Chilean Spanish, or Castellano de Chile, is different from the Spanish I’ve been learning for the last eight years. It is distinct because of the many modismos, or Chilenismos that are used. Chilenismos are Chilean words and phrases that are only used in Chile. These words are idiosyncratic and it is easy to catch Chileans using them. For example, Chileans use ‘cachai’ when explaining something as a way to say “Do you get it?” or “Do you understand?
Before the Spanish came to Chile, the indigenous Mapuche people lived throughout Chile. As the two cultures mixed, the Spanish adopted Mapuchan words, which are commonly used in conversation. Sometimes students use Mapuchan words in my class and when they do, I become lost in translation.
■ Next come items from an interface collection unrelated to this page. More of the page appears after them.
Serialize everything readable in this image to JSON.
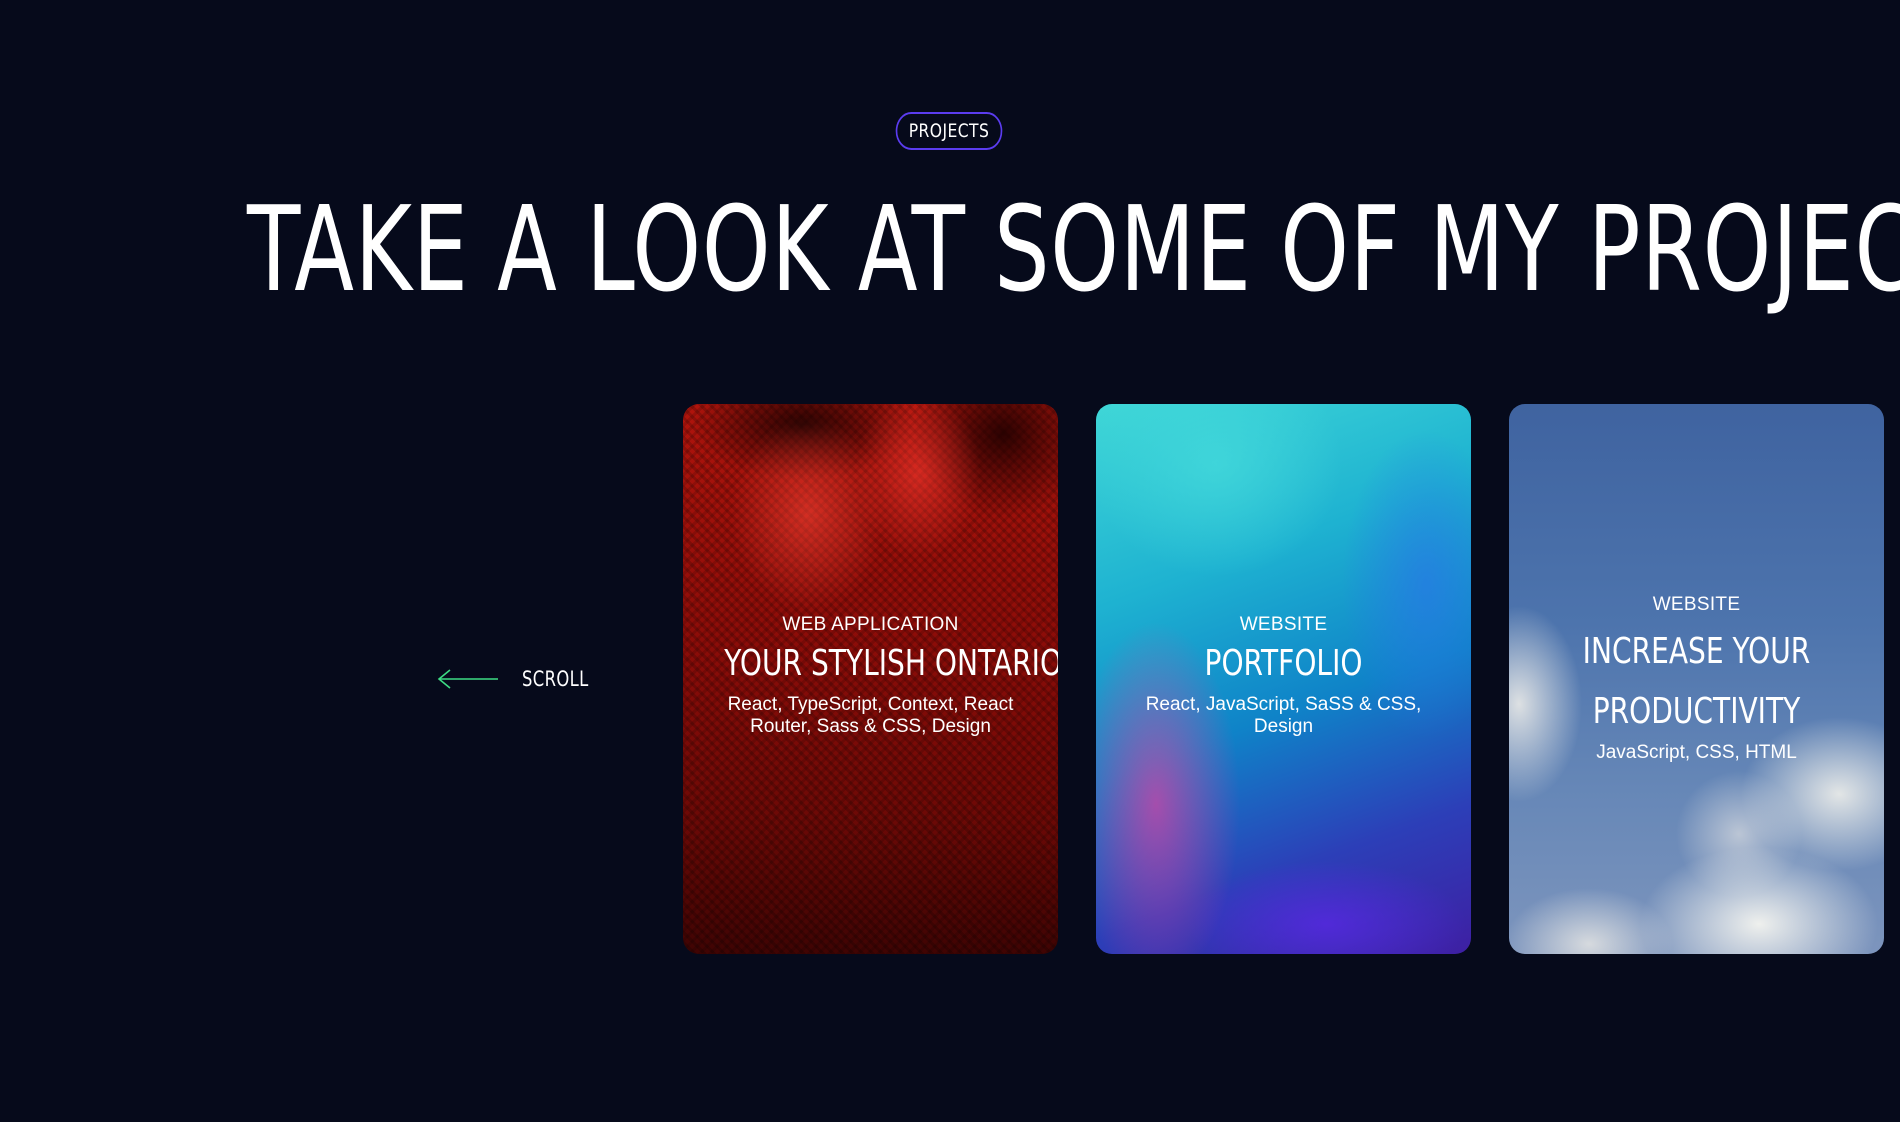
{
  "section": {
    "badge": "PROJECTS",
    "title": "TAKE A LOOK AT SOME OF MY PROJECTS"
  },
  "scroll_hint": {
    "label": "SCROLL",
    "arrow_icon": "arrow-left-icon",
    "arrow_color": "#3ddc84"
  },
  "colors": {
    "background": "#060a1b",
    "badge_border": "#5b3cf0",
    "text": "#ffffff"
  },
  "projects": [
    {
      "category": "WEB APPLICATION",
      "title": "YOUR STYLISH ONTARIO",
      "tech": "React, TypeScript, Context, React Router, Sass & CSS, Design"
    },
    {
      "category": "WEBSITE",
      "title": "PORTFOLIO",
      "tech": "React, JavaScript, SaSS & CSS, Design"
    },
    {
      "category": "WEBSITE",
      "title_line1": "INCREASE YOUR",
      "title_line2": "PRODUCTIVITY",
      "tech": "JavaScript, CSS, HTML"
    }
  ]
}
Another chilenismo is ‘po’ which is included at the end of si(po), no(po), or other words. This chilenismo is a shortened form of the word ‘pues’ and is used to add emphasis to certain words. I can vouch for the Chileans that once you start using ‘po’, you cannot stop.
My favorite Chilenismo is ‘huevon’, but it sounds like ‘weon’. Huevon is the Chilean equivalent of dude or friend, but it is also a term used to describe someone who is mean, rude or strange. It’s pretty entertaining to use, and every time I say it, my Chilean friends laugh, so I’m going to continue to use it.
Before coming to Chile, I had very little knowledge of Castellano de Chile and how it differs from the formal Spanish I’ve been learning. With that said, I really love what I am learning and I am thankful for my Chilean friends and family, who have been teaching me Chilenismos.
Photo taken in Bella Vista. 12.03.2014